Jeff Bezos from Amazon thinks it is
How many hours a day do you spend at work, and how much time do you spend with your family, friends, partner, and yourself? Maybe some people spend more time than others, and no matter how much you try to spend time with everyone, you can’t. Therefore, it is only natural to ask ourselves: Is work-life balance a myth? The creator of Amazon, Jeff Bezos, says that it is best to stop trying to balance your life. Instead, start seeing both parts as one, as part of the same ecosystem.
And there is a good reason. Bezos believes that the balance between personal life and working life does not exist. He has not found it yet, and he considers it to be a myth. Nevertheless, this situation doesn’t worry him, he tries to fully enjoy the moments he spends at home to get happy to work.
The founder of Amazon believes that if he is happy at home, he will come back to work with more energy, and if he is happy at work, he will return home with lots of energy. The entrepreneur suggests that this is a premise that employees should apply, especially when there is frustration and stress because they cannot have a social life outside the workspaces, at least not as desired.
“This work-life harmony thing is what I try to teach young employees and senior executives at Amazon too. But especially the people coming in,” he said. “I get asked about work-life balance all the time. And my view is, that’s a debilitating phrase because it implies there’s a strict trade-off.”
Like every successful entrepreneur, he has a daily routine. He goes to bed early and wakes up early. This way he gets enough sleep and likes to exercise. He likes to take his time in the morning to have breakfast with his family. He starts with the most important meetings, and he takes breaks if he is feeling tired.

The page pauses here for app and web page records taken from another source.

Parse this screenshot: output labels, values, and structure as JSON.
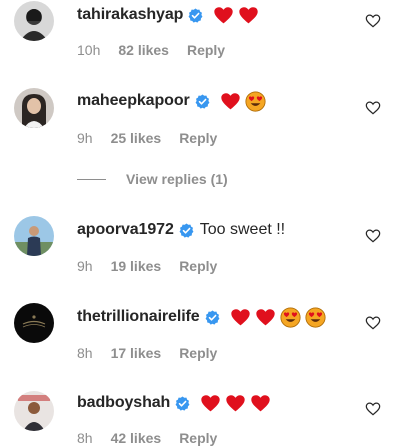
{
  "comments": [
    {
      "username": "tahirakashyap",
      "text": "",
      "emojis": [
        "red-heart",
        "red-heart"
      ],
      "time": "10h",
      "likes": "82 likes",
      "reply": "Reply"
    },
    {
      "username": "maheepkapoor",
      "text": "",
      "emojis": [
        "red-heart",
        "heart-eyes"
      ],
      "time": "9h",
      "likes": "25 likes",
      "reply": "Reply"
    },
    {
      "username": "apoorva1972",
      "text": "Too sweet !!",
      "emojis": [],
      "time": "9h",
      "likes": "19 likes",
      "reply": "Reply"
    },
    {
      "username": "thetrillionairelife",
      "text": "",
      "emojis": [
        "red-heart",
        "red-heart",
        "heart-eyes",
        "heart-eyes"
      ],
      "time": "8h",
      "likes": "17 likes",
      "reply": "Reply"
    },
    {
      "username": "badboyshah",
      "text": "",
      "emojis": [
        "red-heart",
        "red-heart",
        "red-heart"
      ],
      "time": "8h",
      "likes": "42 likes",
      "reply": "Reply"
    }
  ],
  "view_replies": "View replies (1)",
  "colors": {
    "username": "#262626",
    "meta": "#8e8e8e",
    "verified": "#3897f0",
    "heart": "#e0101d",
    "emoji_face": "#f5a623"
  }
}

Bezos’s message is clear: It’s about enjoying everything you do, whatever your activity is. So, more than a balance, he looks at it as a circle. He suggests that the relationship between work and personal life should be reciprocal and that we shouldn’t compartmentalize them into two competing time constraints.
What do you think? Is work-life balance a myth?